____ DATA FOR PROCESSING

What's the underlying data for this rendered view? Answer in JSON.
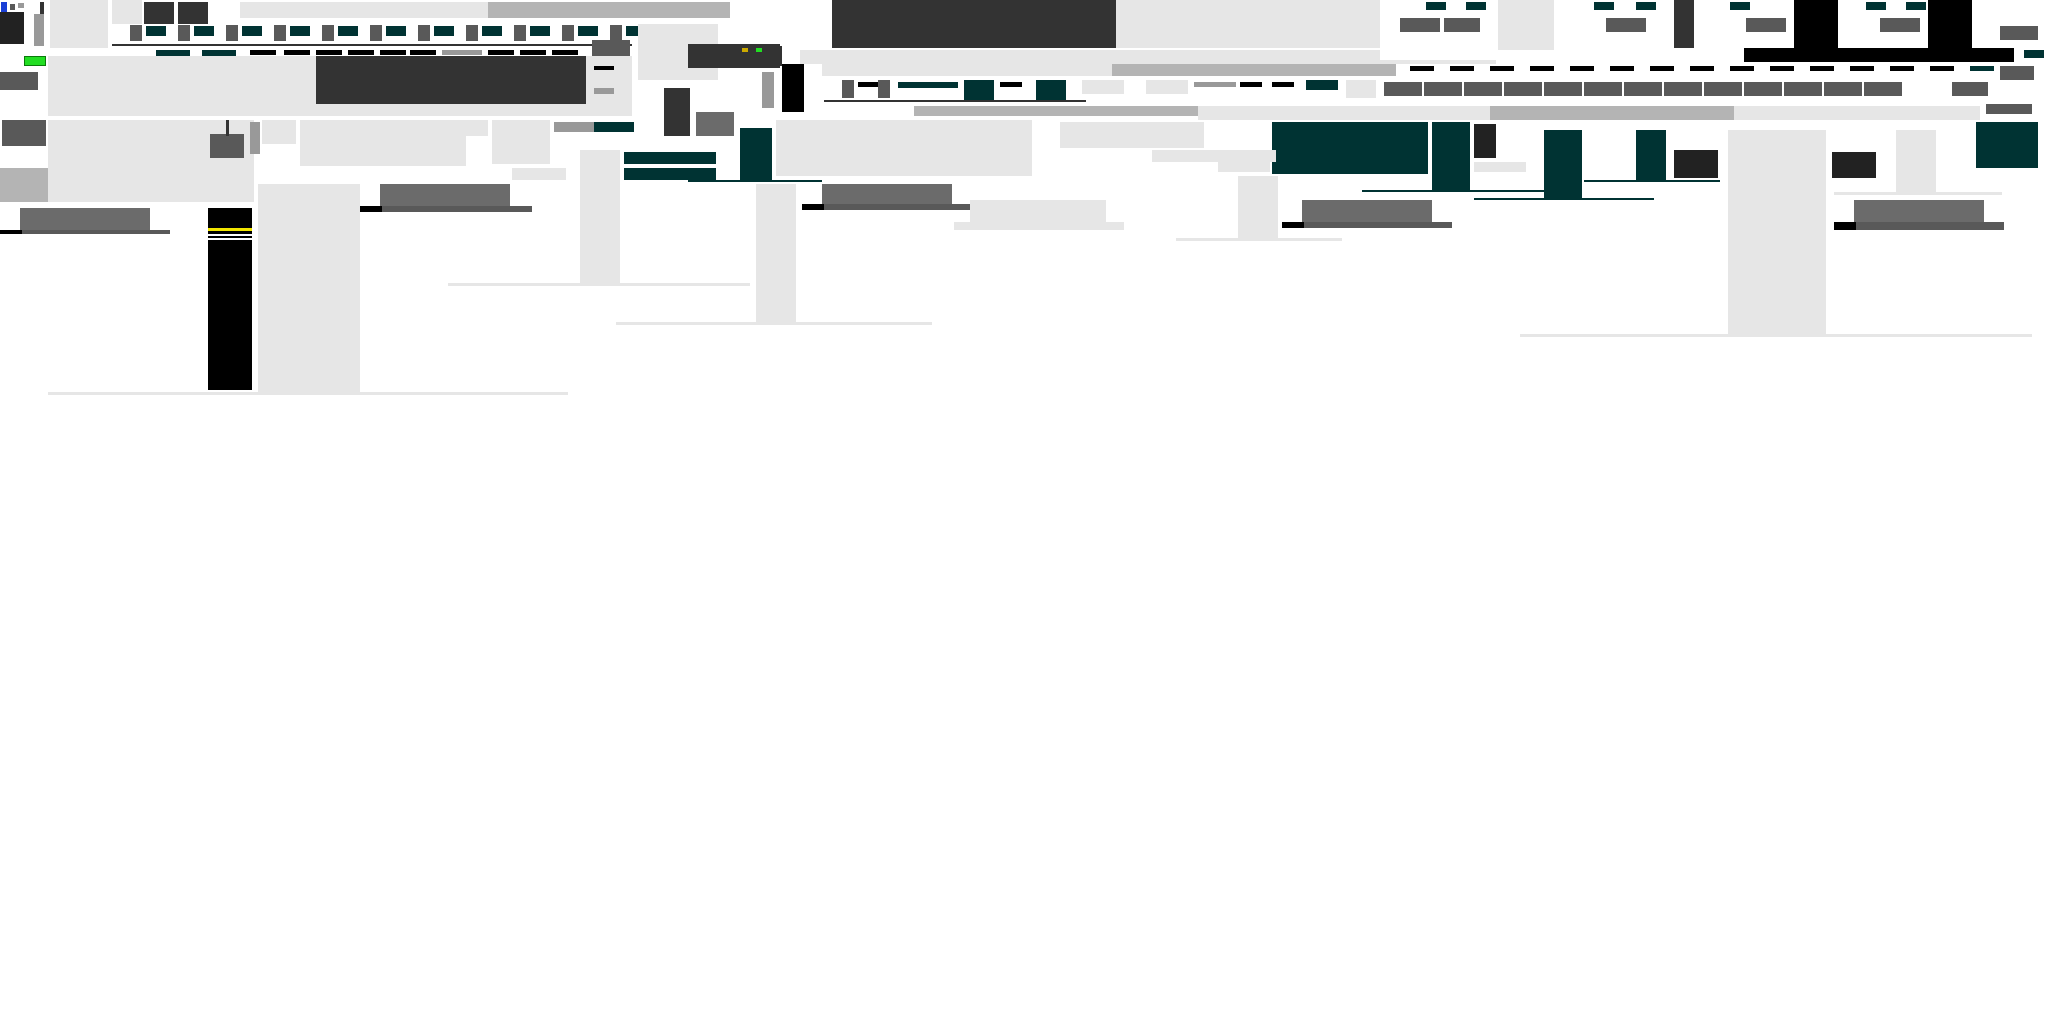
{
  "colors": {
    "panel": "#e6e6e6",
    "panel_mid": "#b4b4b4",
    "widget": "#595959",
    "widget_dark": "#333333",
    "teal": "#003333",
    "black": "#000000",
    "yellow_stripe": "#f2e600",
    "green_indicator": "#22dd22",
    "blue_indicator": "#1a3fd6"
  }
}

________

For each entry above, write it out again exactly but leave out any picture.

▶ _TASK SOLUTION_
What's the underlying data for this rendered view? Answer in JSON.
{
  "colors": {
    "panel": "#e6e6e6",
    "panel_mid": "#b4b4b4",
    "widget": "#595959",
    "widget_dark": "#333333",
    "teal": "#003333",
    "black": "#000000",
    "yellow_stripe": "#f2e600",
    "green_indicator": "#22dd22",
    "blue_indicator": "#1a3fd6"
  }
}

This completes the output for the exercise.